health care law last june. so how might mitt romney change the high court if he becomes president of the united states? he's already giving all of us some major clues. let's bring in cnn's crime and justice correspondent joe johns who's taking a closer look. what are you seeing? >> the supreme court doesn't get talked about that much on the campaign trail. but choosing a justice is one of the most important things a president does. it's how on administration puts its mark on some of the nation east toughest, most divisive issues. and we have a look at how mitt romney might handle it if he's president. whenever mitt romney fielded questions during the primaries about his picks for the supreme court, he was armed with a stock republican answer. >> what i would look to do would be to appoint people to the supreme court that will follow strictly the constitution as opposed to to legislating from the bench. >> reporter: but he wouldn't choose a favorite. >> would you pick one, please? >> yes, roberts, thomas, alito and scalia. >> reporter: all that changed in june when roberts cast the
don't understand where that law came from, i thought a majority is anything that's above 50%, and i don't know where this 60% came from. maybe you could enlighten us on exactly the origin of that filibuster law. host: well, andy, that would take way too long for me to explain, but perhaps we'll do that as a segment on the "washington journal" and take our viewers and listeners through the intricacies of the rules of the house and senate. but thanks for your call. we're going to move on to ron on our line for democrats, calling from florida. good morning, ron. caller: good morning. host: ron, divided party -- one party or divided government? caller: well, that question is -- the underlying point is you're saying a -- in essence, what you're saying is a one-party state, and that just doesn't work. it was proved in the soviet union and the place where i immigrated from, which was cuba. the problem is, as someone said, this is not your father's republican party. when you have a new crop signing a pledge before they even take office that allows them no room to negotiate, on top of that,

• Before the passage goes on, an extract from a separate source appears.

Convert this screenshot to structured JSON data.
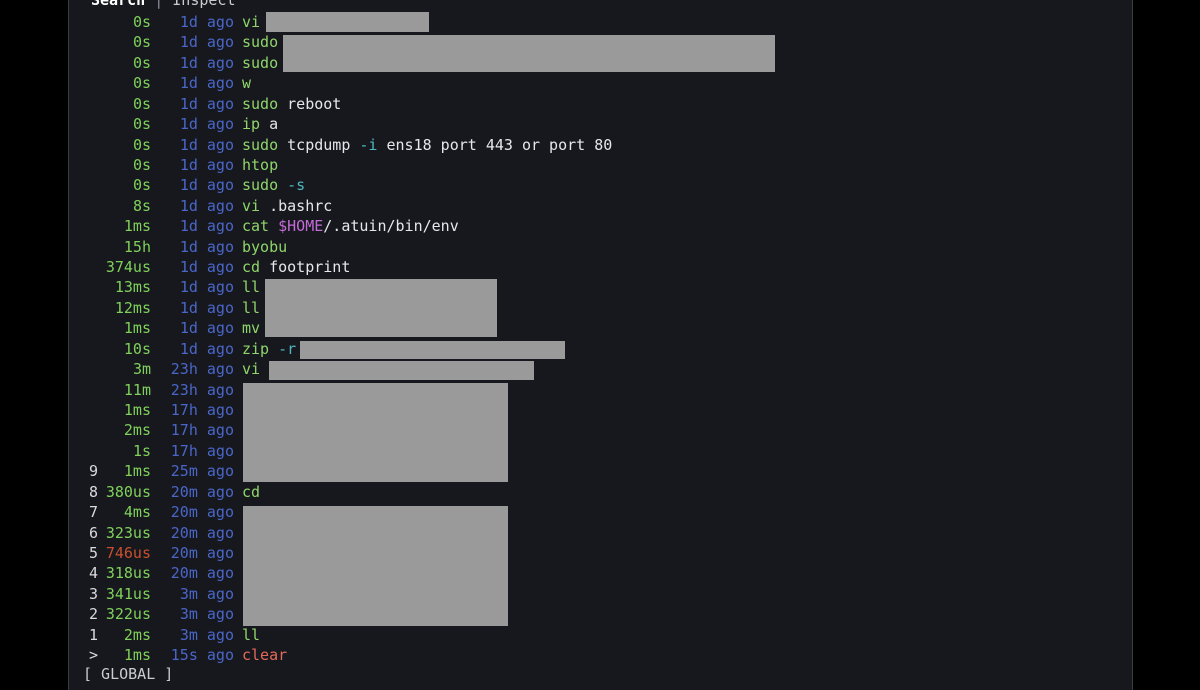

in elections. but challengers say with more minorities elected nationwide, the law is outdated. >> we have african-americans, representing districts in the deep south that are almost all white. >> and the federal law called the defense of marriage act signed by president clinton. it says the federal government will recognize only conventional marriages, meaning no federal benefits in states where same-sex marriage is already equal. in the court did strike the law down, states would not be required to permit same-sex marriages but the federal government would have to recognize them where they're legal. craig, back to you. >> pete williams in washington. thanks so much for that let's switch gears to indiana and the senate race where things just got lot more interesting. a few months ago, tea party star, richard murdoch, defeated veteran republican senator richard luger. murdoch's campaign was built on framing dick luger as a rhino, a republican in name only. but guess who has gone rhino? you got it, it's murdoch. an apparent attempt to pander to moderate voters by scrapping the ultraconserva

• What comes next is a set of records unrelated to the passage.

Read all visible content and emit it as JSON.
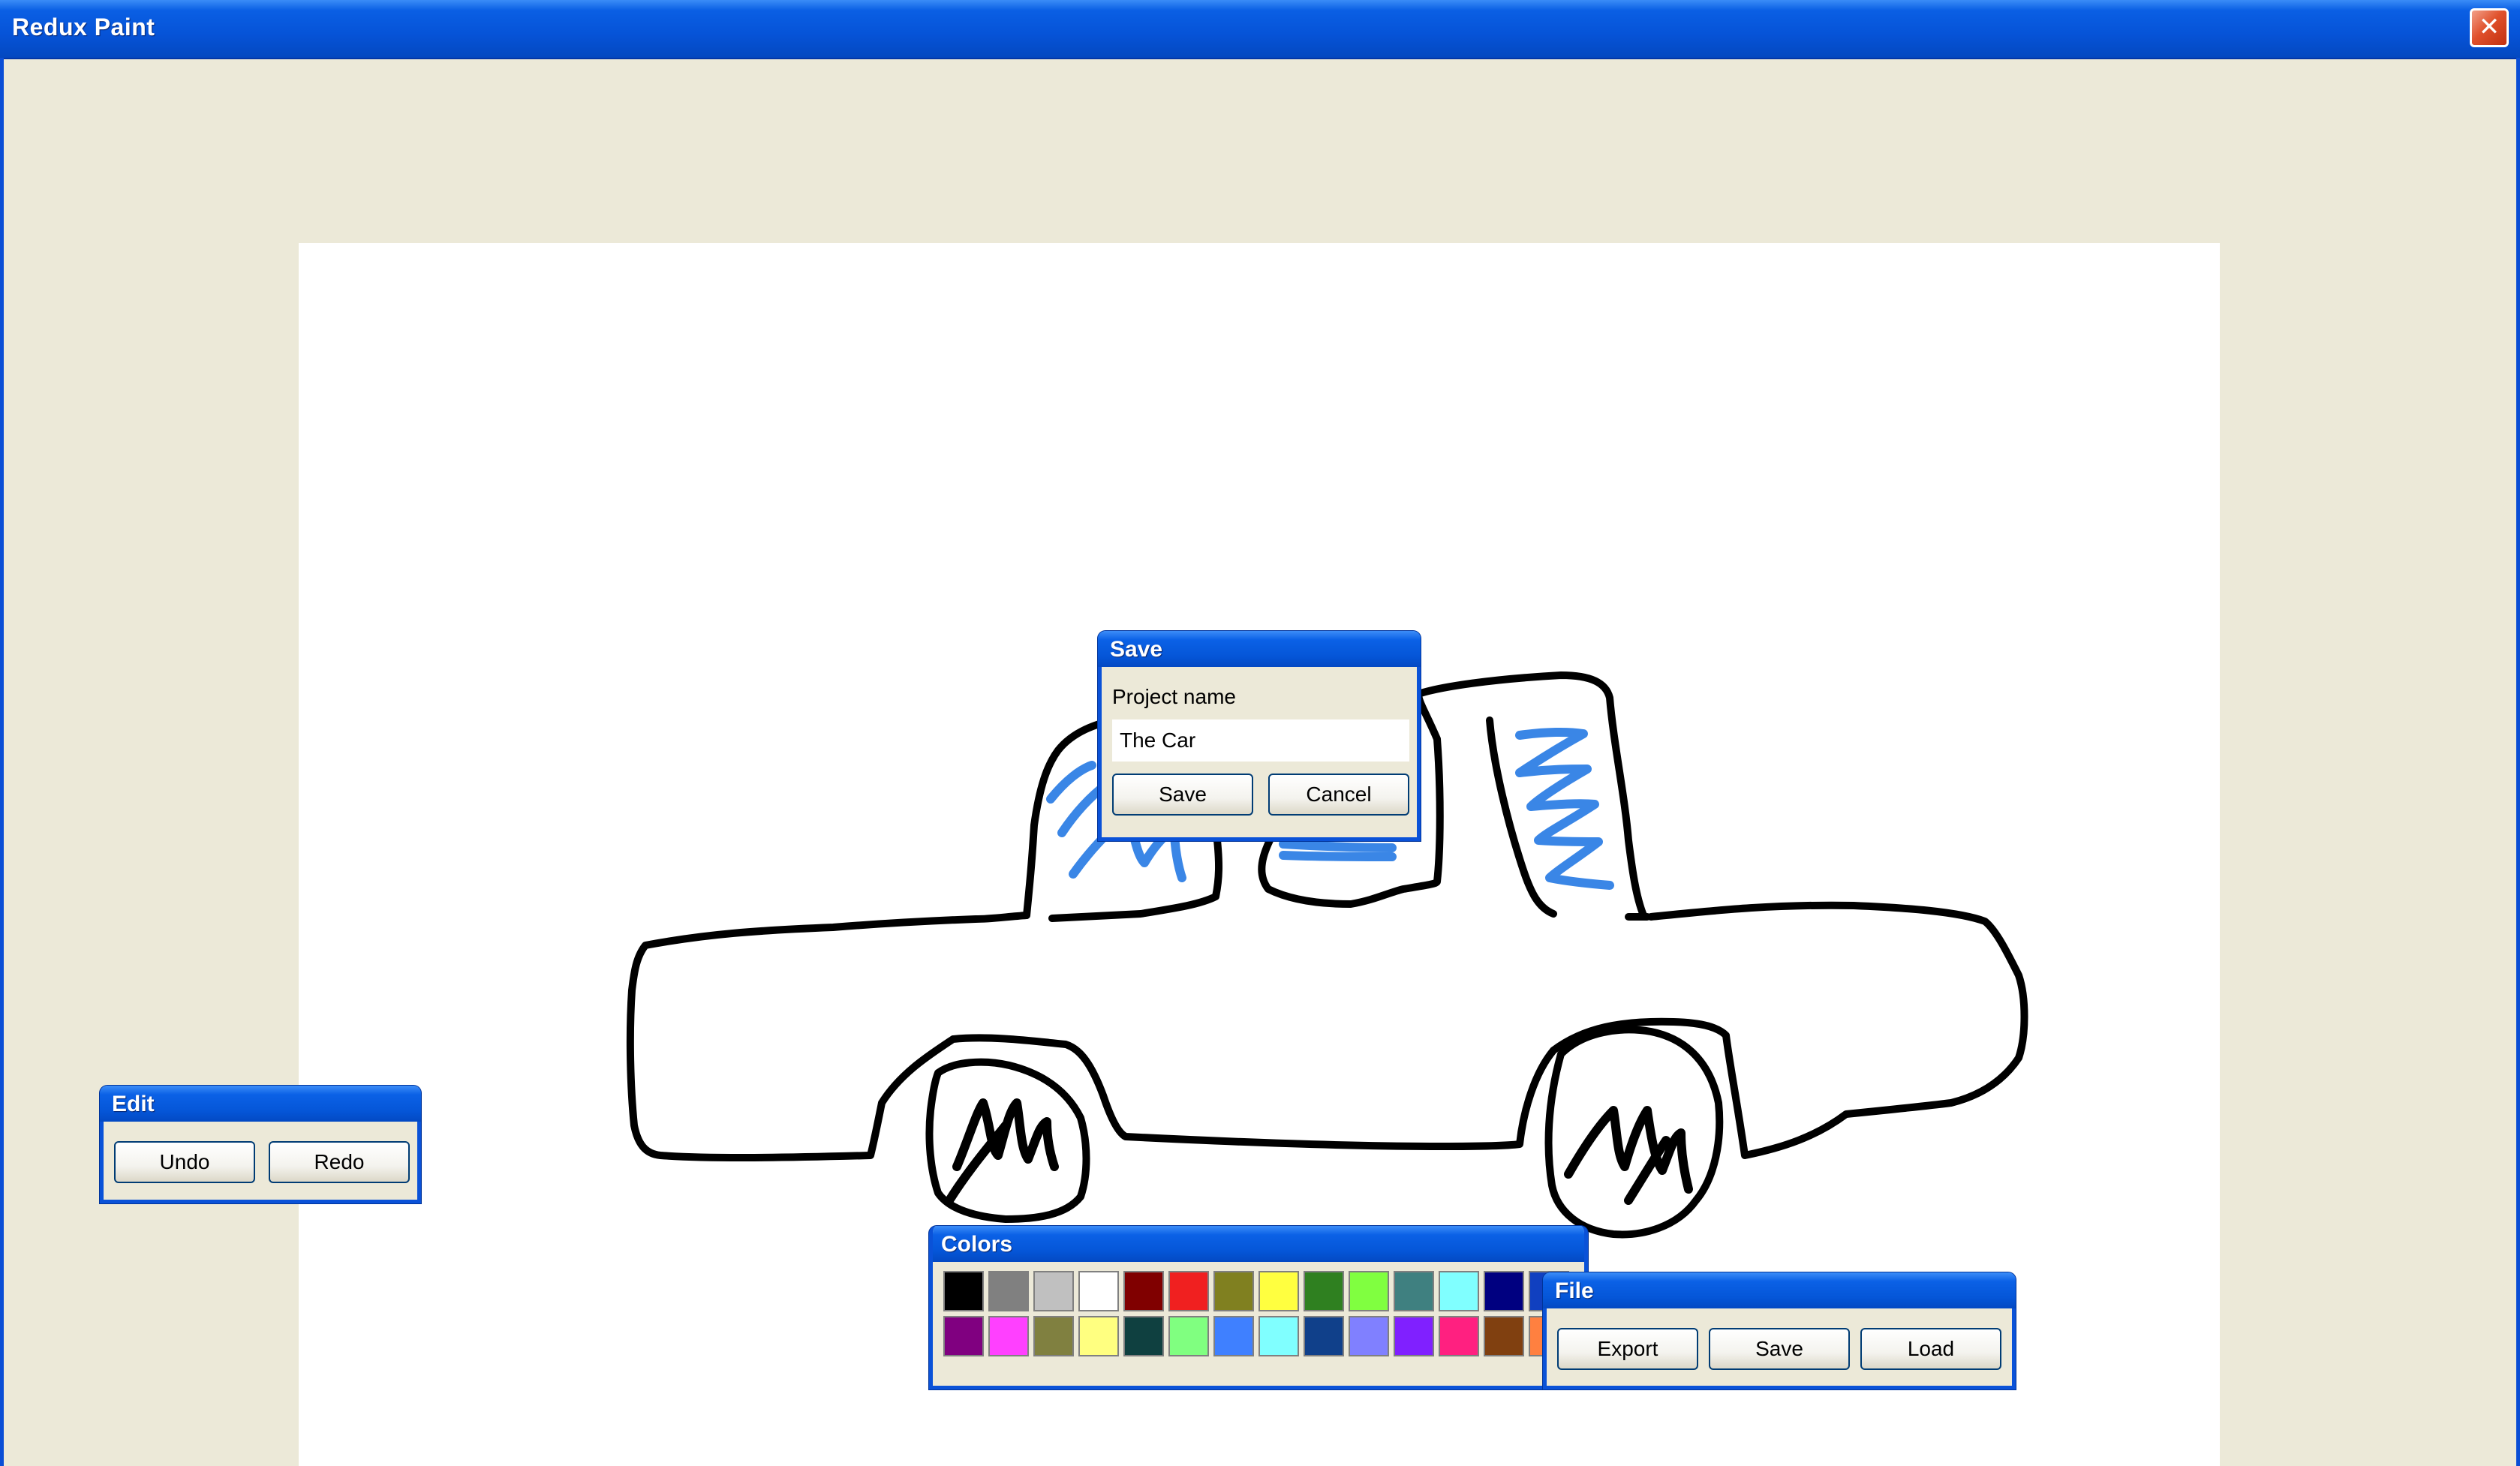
{
  "window": {
    "title": "Redux Paint",
    "close_glyph": "✕"
  },
  "save_dialog": {
    "title": "Save",
    "field_label": "Project name",
    "field_value": "The Car",
    "save_label": "Save",
    "cancel_label": "Cancel"
  },
  "edit_panel": {
    "title": "Edit",
    "undo_label": "Undo",
    "redo_label": "Redo"
  },
  "colors_panel": {
    "title": "Colors",
    "row1": [
      "#000000",
      "#808080",
      "#C0C0C0",
      "#FFFFFF",
      "#800000",
      "#F02020",
      "#808020",
      "#FFFF40",
      "#2F8020",
      "#80FF40",
      "#3F8080",
      "#80FFFF",
      "#000080",
      "#1040C0"
    ],
    "row2": [
      "#800080",
      "#FF40FF",
      "#808040",
      "#FFFF80",
      "#0F4040",
      "#80FF80",
      "#3F80FF",
      "#80FFFF",
      "#10408A",
      "#8080FF",
      "#8020FF",
      "#FF2080",
      "#804010",
      "#FF8040"
    ]
  },
  "file_panel": {
    "title": "File",
    "export_label": "Export",
    "save_label": "Save",
    "load_label": "Load"
  },
  "drawing": {
    "subject": "car",
    "outline_color": "#000000",
    "window_scribble_color": "#3A86E6"
  }
}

Search Results 0 to 17 of about 18 (some duplicates have been removed)